══ Records shown
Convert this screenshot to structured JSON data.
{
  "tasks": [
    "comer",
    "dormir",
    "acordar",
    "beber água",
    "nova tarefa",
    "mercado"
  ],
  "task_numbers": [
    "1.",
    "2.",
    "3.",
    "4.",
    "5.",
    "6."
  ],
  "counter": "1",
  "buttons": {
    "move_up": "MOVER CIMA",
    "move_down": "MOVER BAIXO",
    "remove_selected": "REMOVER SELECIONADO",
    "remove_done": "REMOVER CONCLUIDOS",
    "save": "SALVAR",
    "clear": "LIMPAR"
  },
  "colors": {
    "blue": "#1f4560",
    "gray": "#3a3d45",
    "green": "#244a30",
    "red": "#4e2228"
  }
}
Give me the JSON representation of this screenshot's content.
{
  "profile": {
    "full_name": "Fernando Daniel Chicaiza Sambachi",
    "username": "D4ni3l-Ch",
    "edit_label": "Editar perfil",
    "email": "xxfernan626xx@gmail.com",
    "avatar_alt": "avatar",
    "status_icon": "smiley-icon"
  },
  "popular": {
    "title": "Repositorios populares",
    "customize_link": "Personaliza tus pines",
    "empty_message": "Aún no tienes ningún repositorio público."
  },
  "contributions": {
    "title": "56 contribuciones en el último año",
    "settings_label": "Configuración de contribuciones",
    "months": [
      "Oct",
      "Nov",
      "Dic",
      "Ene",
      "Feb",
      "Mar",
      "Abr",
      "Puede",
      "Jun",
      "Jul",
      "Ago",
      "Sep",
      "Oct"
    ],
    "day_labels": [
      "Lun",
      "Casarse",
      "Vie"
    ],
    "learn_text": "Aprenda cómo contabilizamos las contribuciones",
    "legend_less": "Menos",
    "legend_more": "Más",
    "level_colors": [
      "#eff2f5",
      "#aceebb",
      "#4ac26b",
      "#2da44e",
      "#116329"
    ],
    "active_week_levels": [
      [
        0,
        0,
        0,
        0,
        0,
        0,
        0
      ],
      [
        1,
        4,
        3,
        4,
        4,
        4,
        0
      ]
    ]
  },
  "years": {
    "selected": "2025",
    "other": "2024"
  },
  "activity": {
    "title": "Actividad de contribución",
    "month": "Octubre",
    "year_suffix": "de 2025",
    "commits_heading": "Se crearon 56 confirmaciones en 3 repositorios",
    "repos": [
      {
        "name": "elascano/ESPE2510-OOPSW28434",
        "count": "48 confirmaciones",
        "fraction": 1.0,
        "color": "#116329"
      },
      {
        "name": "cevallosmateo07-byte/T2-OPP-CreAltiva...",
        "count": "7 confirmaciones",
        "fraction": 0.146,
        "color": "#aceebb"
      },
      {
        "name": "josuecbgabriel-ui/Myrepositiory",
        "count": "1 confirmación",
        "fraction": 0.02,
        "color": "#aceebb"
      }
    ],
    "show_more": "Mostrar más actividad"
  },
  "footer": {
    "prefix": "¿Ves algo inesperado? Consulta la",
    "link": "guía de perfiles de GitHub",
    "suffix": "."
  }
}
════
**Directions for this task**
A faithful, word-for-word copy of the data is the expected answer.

**Answer to this task**
Convert this screenshot to structured JSON data.
{
  "tasks": [
    "comer",
    "dormir",
    "acordar",
    "beber água",
    "nova tarefa",
    "mercado"
  ],
  "task_numbers": [
    "1.",
    "2.",
    "3.",
    "4.",
    "5.",
    "6."
  ],
  "counter": "1",
  "buttons": {
    "move_up": "MOVER CIMA",
    "move_down": "MOVER BAIXO",
    "remove_selected": "REMOVER SELECIONADO",
    "remove_done": "REMOVER CONCLUIDOS",
    "save": "SALVAR",
    "clear": "LIMPAR"
  },
  "colors": {
    "blue": "#1f4560",
    "gray": "#3a3d45",
    "green": "#244a30",
    "red": "#4e2228"
  }
}
Give me the JSON representation of this screenshot's content.
{
  "profile": {
    "full_name": "Fernando Daniel Chicaiza Sambachi",
    "username": "D4ni3l-Ch",
    "edit_label": "Editar perfil",
    "email": "xxfernan626xx@gmail.com",
    "avatar_alt": "avatar",
    "status_icon": "smiley-icon"
  },
  "popular": {
    "title": "Repositorios populares",
    "customize_link": "Personaliza tus pines",
    "empty_message": "Aún no tienes ningún repositorio público."
  },
  "contributions": {
    "title": "56 contribuciones en el último año",
    "settings_label": "Configuración de contribuciones",
    "months": [
      "Oct",
      "Nov",
      "Dic",
      "Ene",
      "Feb",
      "Mar",
      "Abr",
      "Puede",
      "Jun",
      "Jul",
      "Ago",
      "Sep",
      "Oct"
    ],
    "day_labels": [
      "Lun",
      "Casarse",
      "Vie"
    ],
    "learn_text": "Aprenda cómo contabilizamos las contribuciones",
    "legend_less": "Menos",
    "legend_more": "Más",
    "level_colors": [
      "#eff2f5",
      "#aceebb",
      "#4ac26b",
      "#2da44e",
      "#116329"
    ],
    "active_week_levels": [
      [
        0,
        0,
        0,
        0,
        0,
        0,
        0
      ],
      [
        1,
        4,
        3,
        4,
        4,
        4,
        0
      ]
    ]
  },
  "years": {
    "selected": "2025",
    "other": "2024"
  },
  "activity": {
    "title": "Actividad de contribución",
    "month": "Octubre",
    "year_suffix": "de 2025",
    "commits_heading": "Se crearon 56 confirmaciones en 3 repositorios",
    "repos": [
      {
        "name": "elascano/ESPE2510-OOPSW28434",
        "count": "48 confirmaciones",
        "fraction": 1.0,
        "color": "#116329"
      },
      {
        "name": "cevallosmateo07-byte/T2-OPP-CreAltiva...",
        "count": "7 confirmaciones",
        "fraction": 0.146,
        "color": "#aceebb"
      },
      {
        "name": "josuecbgabriel-ui/Myrepositiory",
        "count": "1 confirmación",
        "fraction": 0.02,
        "color": "#aceebb"
      }
    ],
    "show_more": "Mostrar más actividad"
  },
  "footer": {
    "prefix": "¿Ves algo inesperado? Consulta la",
    "link": "guía de perfiles de GitHub",
    "suffix": "."
  }
}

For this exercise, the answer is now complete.